**WHAT TO DO:** If a record contains a picture, leave the picture out and copy everything else exactly.

________________________________________

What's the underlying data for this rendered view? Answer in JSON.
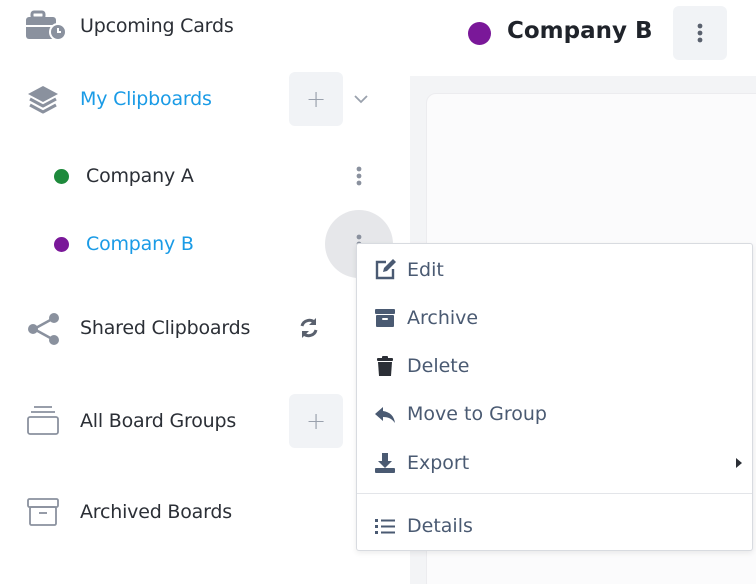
{
  "sidebar": {
    "upcoming_cards": "Upcoming Cards",
    "my_clipboards": "My Clipboards",
    "add_symbol": "+",
    "boards": [
      {
        "label": "Company A",
        "dot_color": "#1e8a3c"
      },
      {
        "label": "Company B",
        "dot_color": "#7a1899"
      }
    ],
    "shared_clipboards": "Shared Clipboards",
    "all_board_groups": "All Board Groups",
    "archived_boards": "Archived Boards"
  },
  "header": {
    "title": "Company B",
    "dot_color": "#7a1899"
  },
  "context_menu": {
    "items": [
      {
        "label": "Edit",
        "icon": "edit-icon"
      },
      {
        "label": "Archive",
        "icon": "archive-box-icon"
      },
      {
        "label": "Delete",
        "icon": "trash-icon"
      },
      {
        "label": "Move to Group",
        "icon": "reply-arrow-icon"
      },
      {
        "label": "Export",
        "icon": "download-icon"
      },
      {
        "label": "Details",
        "icon": "list-icon"
      }
    ]
  },
  "colors": {
    "accent": "#1a9be6",
    "text": "#2b2f36",
    "menu_text": "#4a5a72",
    "icon_gray": "#7d8594"
  }
}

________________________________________

**ANSWER TO THE PROBLEM:**
What's the underlying data for this rendered view? Answer in JSON.
{
  "sidebar": {
    "upcoming_cards": "Upcoming Cards",
    "my_clipboards": "My Clipboards",
    "add_symbol": "+",
    "boards": [
      {
        "label": "Company A",
        "dot_color": "#1e8a3c"
      },
      {
        "label": "Company B",
        "dot_color": "#7a1899"
      }
    ],
    "shared_clipboards": "Shared Clipboards",
    "all_board_groups": "All Board Groups",
    "archived_boards": "Archived Boards"
  },
  "header": {
    "title": "Company B",
    "dot_color": "#7a1899"
  },
  "context_menu": {
    "items": [
      {
        "label": "Edit",
        "icon": "edit-icon"
      },
      {
        "label": "Archive",
        "icon": "archive-box-icon"
      },
      {
        "label": "Delete",
        "icon": "trash-icon"
      },
      {
        "label": "Move to Group",
        "icon": "reply-arrow-icon"
      },
      {
        "label": "Export",
        "icon": "download-icon"
      },
      {
        "label": "Details",
        "icon": "list-icon"
      }
    ]
  },
  "colors": {
    "accent": "#1a9be6",
    "text": "#2b2f36",
    "menu_text": "#4a5a72",
    "icon_gray": "#7d8594"
  }
}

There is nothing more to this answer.